• The task:
In the data that follows, count every line holding the string "this" and give the count alone.

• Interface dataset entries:
======
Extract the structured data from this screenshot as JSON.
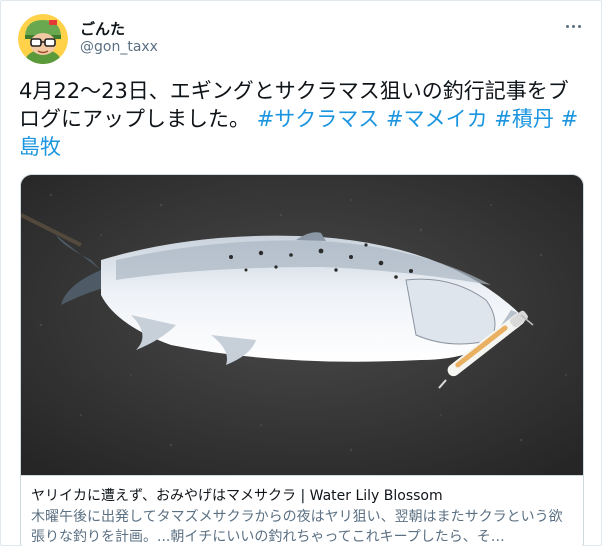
{
  "user": {
    "display_name": "ごんた",
    "handle": "@gon_taxx",
    "avatar_icon": "user-avatar-icon"
  },
  "menu": {
    "icon": "more-horizontal-icon"
  },
  "tweet": {
    "text_plain": "4月22〜23日、エギングとサクラマス狙いの釣行記事をブログにアップしました。",
    "hashtags": [
      "#サクラマス",
      "#マメイカ",
      "#積丹",
      "#島牧"
    ]
  },
  "card": {
    "image_icon": "salmon-with-lure-photo",
    "title": "ヤリイカに遭えず、おみやげはマメサクラ | Water Lily Blossom",
    "description": "木曜午後に出発してタマズメサクラからの夜はヤリ狙い、翌朝はまたサクラという欲張りな釣りを計画。...朝イチにいいの釣れちゃってこれキープしたら、そ…"
  },
  "colors": {
    "hashtag": "#1b95e0",
    "secondary_text": "#5b7083",
    "border": "#cfd9de"
  }
}
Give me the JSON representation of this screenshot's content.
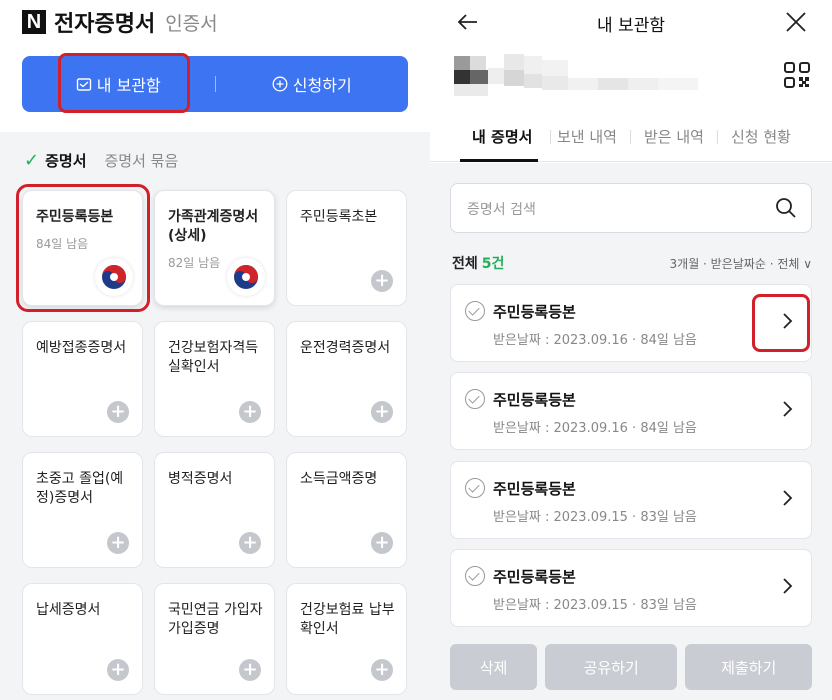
{
  "left": {
    "brand": {
      "logo_letter": "N",
      "title": "전자증명서",
      "subtitle": "인증서"
    },
    "actions": {
      "my_box": "내 보관함",
      "apply": "신청하기"
    },
    "segments": {
      "active": "증명서",
      "inactive": "증명서 묶음"
    },
    "cards": [
      {
        "title": "주민등록등본",
        "days": "84일 남음",
        "owned": true
      },
      {
        "title": "가족관계증명서(상세)",
        "days": "82일 남음",
        "owned": true
      },
      {
        "title": "주민등록초본",
        "days": "",
        "owned": false
      },
      {
        "title": "예방접종증명서",
        "days": "",
        "owned": false
      },
      {
        "title": "건강보험자격득실확인서",
        "days": "",
        "owned": false
      },
      {
        "title": "운전경력증명서",
        "days": "",
        "owned": false
      },
      {
        "title": "초중고 졸업(예정)증명서",
        "days": "",
        "owned": false
      },
      {
        "title": "병적증명서",
        "days": "",
        "owned": false
      },
      {
        "title": "소득금액증명",
        "days": "",
        "owned": false
      },
      {
        "title": "납세증명서",
        "days": "",
        "owned": false
      },
      {
        "title": "국민연금 가입자 가입증명",
        "days": "",
        "owned": false
      },
      {
        "title": "건강보험료 납부확인서",
        "days": "",
        "owned": false
      }
    ]
  },
  "right": {
    "header": {
      "title": "내 보관함"
    },
    "tabs": [
      "내 증명서",
      "보낸 내역",
      "받은 내역",
      "신청 현황"
    ],
    "search": {
      "placeholder": "증명서 검색"
    },
    "count": {
      "label": "전체",
      "value": "5건",
      "filter": "3개월 · 받은날짜순 · 전체 ∨"
    },
    "documents": [
      {
        "title": "주민등록등본",
        "meta": "받은날짜 : 2023.09.16 · 84일 남음"
      },
      {
        "title": "주민등록등본",
        "meta": "받은날짜 : 2023.09.16 · 84일 남음"
      },
      {
        "title": "주민등록등본",
        "meta": "받은날짜 : 2023.09.15 · 83일 남음"
      },
      {
        "title": "주민등록등본",
        "meta": "받은날짜 : 2023.09.15 · 83일 남음"
      }
    ],
    "buttons": {
      "delete": "삭제",
      "share": "공유하기",
      "submit": "제출하기"
    }
  },
  "colors": {
    "accent": "#3d74f2",
    "highlight": "#d1202a",
    "green": "#20b05a"
  }
}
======
• Output below:
2